After World War II, in the outskirts of Milan a new town, Cologno Monzese, grew out of a small borough of peasants and craftsmen, with an impressive progression of urbanization linked to a similarly relevant demographic increase; this happened while Italy was experiencing its economic "miracle" and internal migrations were also booming. Thus, the uses of soil were radically transformed: in few years new urban quarters were built on lands that had long been mainly rural. And this had a strong impact on the thick network of irrigation originating from fontanili, springs typical of this part of the Po Valley. The roofing of the ditches is here seen as an indicator to understand environmental changes. And it allows us to grasp the priorities of the municipality, faced with the necessities set by the growth: as it was repeatedly chosen to postpone the construction of a sewage system, the canals were quickly transformed into dumping for civilian and industrial waste. Moreover, through the lack of conflicts linked to this course of events we are shown how deeply culture and mentality were also changing. Physically and visually vanished, water is nevertheless a key element in the inhabitants’ collective memory.

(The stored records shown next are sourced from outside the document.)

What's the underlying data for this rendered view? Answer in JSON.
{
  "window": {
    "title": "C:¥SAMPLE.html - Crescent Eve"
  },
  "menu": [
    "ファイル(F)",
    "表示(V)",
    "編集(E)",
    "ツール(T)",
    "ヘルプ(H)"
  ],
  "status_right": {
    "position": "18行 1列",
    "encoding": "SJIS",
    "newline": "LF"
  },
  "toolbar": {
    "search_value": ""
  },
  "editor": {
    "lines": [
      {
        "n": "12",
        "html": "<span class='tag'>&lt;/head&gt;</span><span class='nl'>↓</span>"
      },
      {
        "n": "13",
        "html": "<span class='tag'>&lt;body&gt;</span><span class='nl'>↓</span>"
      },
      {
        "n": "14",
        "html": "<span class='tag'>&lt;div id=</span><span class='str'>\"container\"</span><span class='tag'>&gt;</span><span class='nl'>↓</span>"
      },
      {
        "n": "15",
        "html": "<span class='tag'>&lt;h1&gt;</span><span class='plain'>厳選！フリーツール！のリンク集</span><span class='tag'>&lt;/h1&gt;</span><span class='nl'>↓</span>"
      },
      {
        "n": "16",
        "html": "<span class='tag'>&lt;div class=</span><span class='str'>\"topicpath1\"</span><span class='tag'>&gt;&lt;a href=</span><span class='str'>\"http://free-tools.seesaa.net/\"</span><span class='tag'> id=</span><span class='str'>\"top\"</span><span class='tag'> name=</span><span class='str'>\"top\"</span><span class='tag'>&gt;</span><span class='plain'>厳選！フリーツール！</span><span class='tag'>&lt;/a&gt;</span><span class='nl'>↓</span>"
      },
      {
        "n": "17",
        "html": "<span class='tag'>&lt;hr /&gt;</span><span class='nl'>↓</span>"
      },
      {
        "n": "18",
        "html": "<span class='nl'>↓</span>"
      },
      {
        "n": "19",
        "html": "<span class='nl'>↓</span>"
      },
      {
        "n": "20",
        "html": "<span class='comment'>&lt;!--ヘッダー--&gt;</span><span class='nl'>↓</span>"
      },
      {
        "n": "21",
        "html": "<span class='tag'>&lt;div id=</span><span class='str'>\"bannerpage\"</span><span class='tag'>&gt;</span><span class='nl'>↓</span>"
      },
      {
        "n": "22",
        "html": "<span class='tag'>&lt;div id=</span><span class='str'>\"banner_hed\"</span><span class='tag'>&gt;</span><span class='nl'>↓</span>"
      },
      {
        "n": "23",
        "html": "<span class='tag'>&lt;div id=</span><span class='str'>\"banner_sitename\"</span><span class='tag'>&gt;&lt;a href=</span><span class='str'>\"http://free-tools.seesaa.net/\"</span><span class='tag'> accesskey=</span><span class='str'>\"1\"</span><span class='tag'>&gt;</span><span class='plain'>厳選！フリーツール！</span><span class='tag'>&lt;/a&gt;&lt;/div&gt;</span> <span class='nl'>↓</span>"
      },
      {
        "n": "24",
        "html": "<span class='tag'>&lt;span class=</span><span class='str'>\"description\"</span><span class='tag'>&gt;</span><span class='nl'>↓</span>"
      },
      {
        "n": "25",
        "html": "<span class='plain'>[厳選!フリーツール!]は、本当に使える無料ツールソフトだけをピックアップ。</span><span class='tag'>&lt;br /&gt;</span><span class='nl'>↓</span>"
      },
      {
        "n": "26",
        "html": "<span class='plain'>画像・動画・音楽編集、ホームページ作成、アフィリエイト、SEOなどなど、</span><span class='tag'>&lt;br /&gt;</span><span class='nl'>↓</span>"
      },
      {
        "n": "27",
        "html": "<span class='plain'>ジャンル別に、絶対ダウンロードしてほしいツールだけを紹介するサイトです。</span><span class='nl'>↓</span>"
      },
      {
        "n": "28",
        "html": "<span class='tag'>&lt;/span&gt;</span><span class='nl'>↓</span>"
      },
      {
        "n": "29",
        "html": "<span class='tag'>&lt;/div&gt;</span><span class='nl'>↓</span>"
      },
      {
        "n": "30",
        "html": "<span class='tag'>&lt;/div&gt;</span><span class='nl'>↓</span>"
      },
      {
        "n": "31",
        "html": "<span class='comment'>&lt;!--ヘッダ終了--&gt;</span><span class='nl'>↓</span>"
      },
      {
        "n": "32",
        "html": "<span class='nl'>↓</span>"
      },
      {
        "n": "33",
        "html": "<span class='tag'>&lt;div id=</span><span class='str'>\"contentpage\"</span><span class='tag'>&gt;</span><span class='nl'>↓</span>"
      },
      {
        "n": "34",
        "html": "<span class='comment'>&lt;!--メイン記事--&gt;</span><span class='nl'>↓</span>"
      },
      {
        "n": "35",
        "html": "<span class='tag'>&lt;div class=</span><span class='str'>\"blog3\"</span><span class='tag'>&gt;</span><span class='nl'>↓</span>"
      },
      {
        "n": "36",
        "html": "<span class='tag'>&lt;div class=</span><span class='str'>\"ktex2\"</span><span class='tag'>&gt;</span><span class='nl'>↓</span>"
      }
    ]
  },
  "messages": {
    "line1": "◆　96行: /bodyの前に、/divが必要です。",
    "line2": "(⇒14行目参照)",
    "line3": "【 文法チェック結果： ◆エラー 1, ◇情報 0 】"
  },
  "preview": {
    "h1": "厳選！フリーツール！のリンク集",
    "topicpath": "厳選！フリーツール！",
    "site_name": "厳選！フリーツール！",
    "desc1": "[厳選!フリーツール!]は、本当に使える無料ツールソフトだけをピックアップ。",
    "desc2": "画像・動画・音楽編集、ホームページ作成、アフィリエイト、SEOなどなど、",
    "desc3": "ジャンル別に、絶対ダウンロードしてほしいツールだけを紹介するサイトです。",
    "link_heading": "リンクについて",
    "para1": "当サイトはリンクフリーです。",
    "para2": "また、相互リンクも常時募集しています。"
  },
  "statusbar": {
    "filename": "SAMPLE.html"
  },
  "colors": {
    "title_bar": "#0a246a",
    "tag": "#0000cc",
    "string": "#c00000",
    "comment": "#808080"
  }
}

Keywords: Irrigation, sewage systems, Cologno Monzese, urbanization, urban planning